_EXCERPTED RECORDS_
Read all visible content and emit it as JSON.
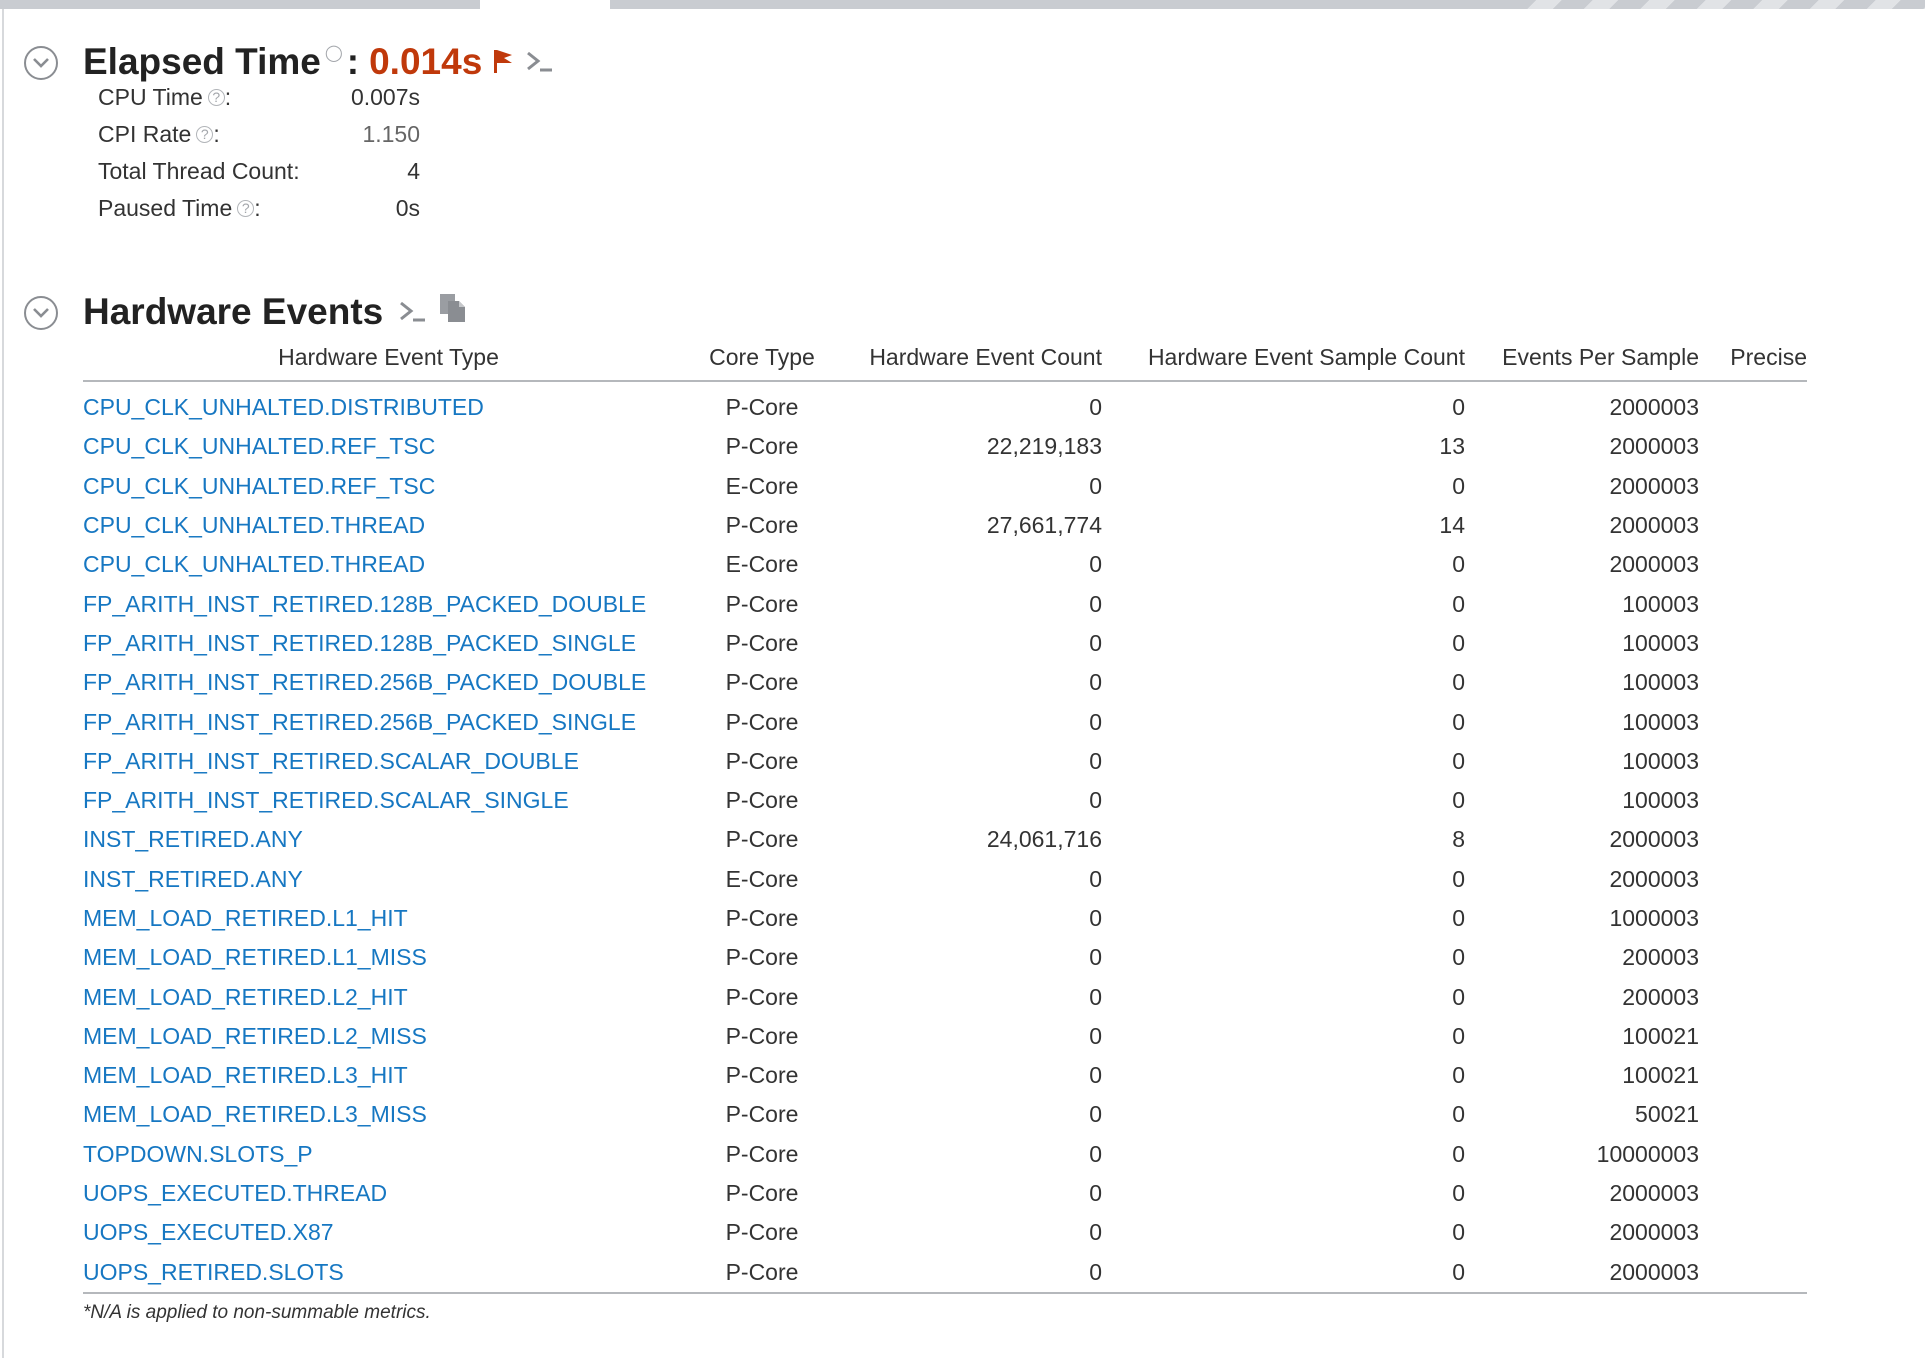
{
  "elapsed": {
    "title": "Elapsed Time",
    "help": "?",
    "colon": ":",
    "value": "0.014s",
    "metrics": [
      {
        "label": "CPU Time",
        "help": true,
        "suffix": ":",
        "value": "0.007s"
      },
      {
        "label": "CPI Rate",
        "help": true,
        "suffix": ":",
        "value": "1.150"
      },
      {
        "label": "Total Thread Count:",
        "help": false,
        "suffix": "",
        "value": "4"
      },
      {
        "label": "Paused Time",
        "help": true,
        "suffix": ":",
        "value": "0s"
      }
    ]
  },
  "hardware": {
    "title": "Hardware Events",
    "columns": [
      "Hardware Event Type",
      "Core Type",
      "Hardware Event Count",
      "Hardware Event Sample Count",
      "Events Per Sample",
      "Precise"
    ],
    "rows": [
      [
        "CPU_CLK_UNHALTED.DISTRIBUTED",
        "P-Core",
        "0",
        "0",
        "2000003",
        ""
      ],
      [
        "CPU_CLK_UNHALTED.REF_TSC",
        "P-Core",
        "22,219,183",
        "13",
        "2000003",
        ""
      ],
      [
        "CPU_CLK_UNHALTED.REF_TSC",
        "E-Core",
        "0",
        "0",
        "2000003",
        ""
      ],
      [
        "CPU_CLK_UNHALTED.THREAD",
        "P-Core",
        "27,661,774",
        "14",
        "2000003",
        ""
      ],
      [
        "CPU_CLK_UNHALTED.THREAD",
        "E-Core",
        "0",
        "0",
        "2000003",
        ""
      ],
      [
        "FP_ARITH_INST_RETIRED.128B_PACKED_DOUBLE",
        "P-Core",
        "0",
        "0",
        "100003",
        ""
      ],
      [
        "FP_ARITH_INST_RETIRED.128B_PACKED_SINGLE",
        "P-Core",
        "0",
        "0",
        "100003",
        ""
      ],
      [
        "FP_ARITH_INST_RETIRED.256B_PACKED_DOUBLE",
        "P-Core",
        "0",
        "0",
        "100003",
        ""
      ],
      [
        "FP_ARITH_INST_RETIRED.256B_PACKED_SINGLE",
        "P-Core",
        "0",
        "0",
        "100003",
        ""
      ],
      [
        "FP_ARITH_INST_RETIRED.SCALAR_DOUBLE",
        "P-Core",
        "0",
        "0",
        "100003",
        ""
      ],
      [
        "FP_ARITH_INST_RETIRED.SCALAR_SINGLE",
        "P-Core",
        "0",
        "0",
        "100003",
        ""
      ],
      [
        "INST_RETIRED.ANY",
        "P-Core",
        "24,061,716",
        "8",
        "2000003",
        ""
      ],
      [
        "INST_RETIRED.ANY",
        "E-Core",
        "0",
        "0",
        "2000003",
        ""
      ],
      [
        "MEM_LOAD_RETIRED.L1_HIT",
        "P-Core",
        "0",
        "0",
        "1000003",
        ""
      ],
      [
        "MEM_LOAD_RETIRED.L1_MISS",
        "P-Core",
        "0",
        "0",
        "200003",
        ""
      ],
      [
        "MEM_LOAD_RETIRED.L2_HIT",
        "P-Core",
        "0",
        "0",
        "200003",
        ""
      ],
      [
        "MEM_LOAD_RETIRED.L2_MISS",
        "P-Core",
        "0",
        "0",
        "100021",
        ""
      ],
      [
        "MEM_LOAD_RETIRED.L3_HIT",
        "P-Core",
        "0",
        "0",
        "100021",
        ""
      ],
      [
        "MEM_LOAD_RETIRED.L3_MISS",
        "P-Core",
        "0",
        "0",
        "50021",
        ""
      ],
      [
        "TOPDOWN.SLOTS_P",
        "P-Core",
        "0",
        "0",
        "10000003",
        ""
      ],
      [
        "UOPS_EXECUTED.THREAD",
        "P-Core",
        "0",
        "0",
        "2000003",
        ""
      ],
      [
        "UOPS_EXECUTED.X87",
        "P-Core",
        "0",
        "0",
        "2000003",
        ""
      ],
      [
        "UOPS_RETIRED.SLOTS",
        "P-Core",
        "0",
        "0",
        "2000003",
        ""
      ]
    ],
    "footnote": "*N/A is applied to non-summable metrics."
  },
  "icons": {
    "collapse": "chevron-circle-icon",
    "flag": "flag-icon",
    "terminal": "terminal-icon",
    "copy": "copy-icon",
    "help": "help-icon"
  },
  "colors": {
    "accent_value": "#c0390b",
    "link": "#1677c2",
    "icon_gray": "#8a8d92"
  }
}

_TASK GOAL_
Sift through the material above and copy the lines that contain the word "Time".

_OUTPUT OF THE TASK_
    "title": "Elapsed Time",
        "label": "CPU Time",
        "label": "Paused Time",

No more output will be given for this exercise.